:: ABOUT THIS EXERCISE ::
Lines with the word "manager" are the answer; copy each of them from the data below.

Items listed in a dataset:
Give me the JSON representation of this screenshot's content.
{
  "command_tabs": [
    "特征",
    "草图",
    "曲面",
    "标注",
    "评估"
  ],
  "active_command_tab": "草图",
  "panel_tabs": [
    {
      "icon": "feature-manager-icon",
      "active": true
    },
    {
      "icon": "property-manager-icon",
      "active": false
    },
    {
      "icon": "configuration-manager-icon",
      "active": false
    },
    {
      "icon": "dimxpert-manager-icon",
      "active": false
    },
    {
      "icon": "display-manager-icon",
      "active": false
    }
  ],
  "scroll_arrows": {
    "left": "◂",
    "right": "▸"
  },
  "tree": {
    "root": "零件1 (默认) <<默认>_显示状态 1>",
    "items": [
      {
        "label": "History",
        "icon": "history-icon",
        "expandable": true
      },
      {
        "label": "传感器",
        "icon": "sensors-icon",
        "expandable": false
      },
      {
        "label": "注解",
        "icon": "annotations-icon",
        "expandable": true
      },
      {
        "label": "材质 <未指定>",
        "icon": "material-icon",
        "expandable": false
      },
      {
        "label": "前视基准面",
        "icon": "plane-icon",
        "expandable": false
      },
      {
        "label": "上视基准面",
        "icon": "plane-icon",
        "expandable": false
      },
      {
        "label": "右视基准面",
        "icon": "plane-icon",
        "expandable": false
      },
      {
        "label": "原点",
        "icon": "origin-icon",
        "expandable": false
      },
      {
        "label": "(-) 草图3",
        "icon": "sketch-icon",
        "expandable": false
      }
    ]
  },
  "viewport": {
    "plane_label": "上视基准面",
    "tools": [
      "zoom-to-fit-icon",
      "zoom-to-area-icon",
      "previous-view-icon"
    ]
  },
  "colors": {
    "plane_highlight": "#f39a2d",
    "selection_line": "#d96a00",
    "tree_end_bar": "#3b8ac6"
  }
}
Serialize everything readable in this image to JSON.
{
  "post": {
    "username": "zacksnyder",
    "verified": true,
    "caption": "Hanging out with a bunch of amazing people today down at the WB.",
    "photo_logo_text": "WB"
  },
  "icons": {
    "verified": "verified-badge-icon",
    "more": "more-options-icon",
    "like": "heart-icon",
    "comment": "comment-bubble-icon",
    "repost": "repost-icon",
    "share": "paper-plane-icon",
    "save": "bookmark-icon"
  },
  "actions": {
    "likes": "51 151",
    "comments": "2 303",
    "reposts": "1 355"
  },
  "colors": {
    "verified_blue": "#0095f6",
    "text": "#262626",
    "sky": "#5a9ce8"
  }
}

:: EXPECTED ANSWER ::
      "icon": "feature-manager-icon",
      "icon": "property-manager-icon",
      "icon": "configuration-manager-icon",
      "icon": "dimxpert-manager-icon",
      "icon": "display-manager-icon",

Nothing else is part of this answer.